During the time Paul was administering that exhortation, he was going through a rough time himself (IICor.2:12,13). When you find yourself going through tough times like he describes in those verses, be sure to do what he did and just keep serving the Lord in spite of it all. That’s the best cure for dealing with adversity. Then find God’s comfort in the fellowship of other believers, as Paul did (IICor.7:5,6).
Paul was also comforted by the news Titus brought him that said the Corinthians had repented (7:7). He was very comforted by this, for he’d repented of some of the things he said in that first Corinthian letter (7:8). Even Paul wasn’t always sure he’d done the right thing! I find that very comforting, how about you? We know Paul wrote II Corinthians from Macedonia due to the references he makes to Macedonia in it (IICor.7:5; 8:1; 9:2,4). He then visited the church in Corinth during his time in “Greece” (Acts 21:2).

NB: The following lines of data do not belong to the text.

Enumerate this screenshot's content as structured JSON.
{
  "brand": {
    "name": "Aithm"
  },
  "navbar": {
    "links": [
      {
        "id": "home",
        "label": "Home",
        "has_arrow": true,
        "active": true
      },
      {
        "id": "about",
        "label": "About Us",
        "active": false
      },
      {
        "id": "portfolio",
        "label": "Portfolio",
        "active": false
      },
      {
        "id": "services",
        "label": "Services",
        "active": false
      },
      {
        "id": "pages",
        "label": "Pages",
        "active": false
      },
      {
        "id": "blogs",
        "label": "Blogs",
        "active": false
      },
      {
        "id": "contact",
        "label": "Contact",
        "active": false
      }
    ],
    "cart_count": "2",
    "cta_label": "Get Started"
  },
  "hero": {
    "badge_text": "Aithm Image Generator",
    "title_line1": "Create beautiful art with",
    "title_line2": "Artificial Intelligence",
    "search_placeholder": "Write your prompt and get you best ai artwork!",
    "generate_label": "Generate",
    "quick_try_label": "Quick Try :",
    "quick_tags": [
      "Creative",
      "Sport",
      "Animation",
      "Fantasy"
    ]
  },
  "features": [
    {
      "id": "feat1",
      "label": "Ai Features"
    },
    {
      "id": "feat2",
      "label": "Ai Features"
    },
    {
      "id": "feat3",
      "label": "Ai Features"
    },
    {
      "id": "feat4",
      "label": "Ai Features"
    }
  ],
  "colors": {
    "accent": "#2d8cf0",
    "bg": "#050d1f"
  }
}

It must not have taken Paul more than three months to write an epistle, for he wrote Romans during his three months in Greece (21:2,3). We know this because he mentions staying with Gaius, a Corinthian (Rom.16:23 cf. ICor.1:14). Of course, the writing of Romans got Satan’s attention, and he instigated a Jewish plot on Paul’s life (Acts 21:3). God was phasing out rescues like the earthquake in Acts 16, so Paul rescued himself. He heard the assassination was to take place near the ship he was taking to Syria, so he took a land route to Macedonia instead (Acts 21:3). We too must save ourselves from trouble by making adult son decisions like that!
Paul also gathered bodyguards (21:4), who also joined him to guard the money he collected from the churches in their respective cities (cf.Rom.15:26). After the Jews rejected the Spirit when they stoned a Spirit-filled man, He withdrew, and the ones He empowered to live as one, with no lack (Acts1:8;2:4;4:34,35), suddenly became “poor” (Rom.15: 26). The twelve asked Paul to help them (Gal.2:9,10), which Paul was “forward” to do by taking collections for those poor Jewish saints from the Gentile churches (Rom.15:25,26).
Paul sent Titus to pick up the Corinthian letter, but sent a man with him (IICor.8:16-19) to provide things honest in the sight of all men when it came to the Lord’s money (ICor.16: 1-3). Plus, the collecting of money can’t be kept secret, so Paul was “in perils of robbers” (IICor.11:26). So the more men involved in collecting and delivering money, the better.
A Video of this sermon is available on YouTube: “The Travels of Paul” Acts 20:1-5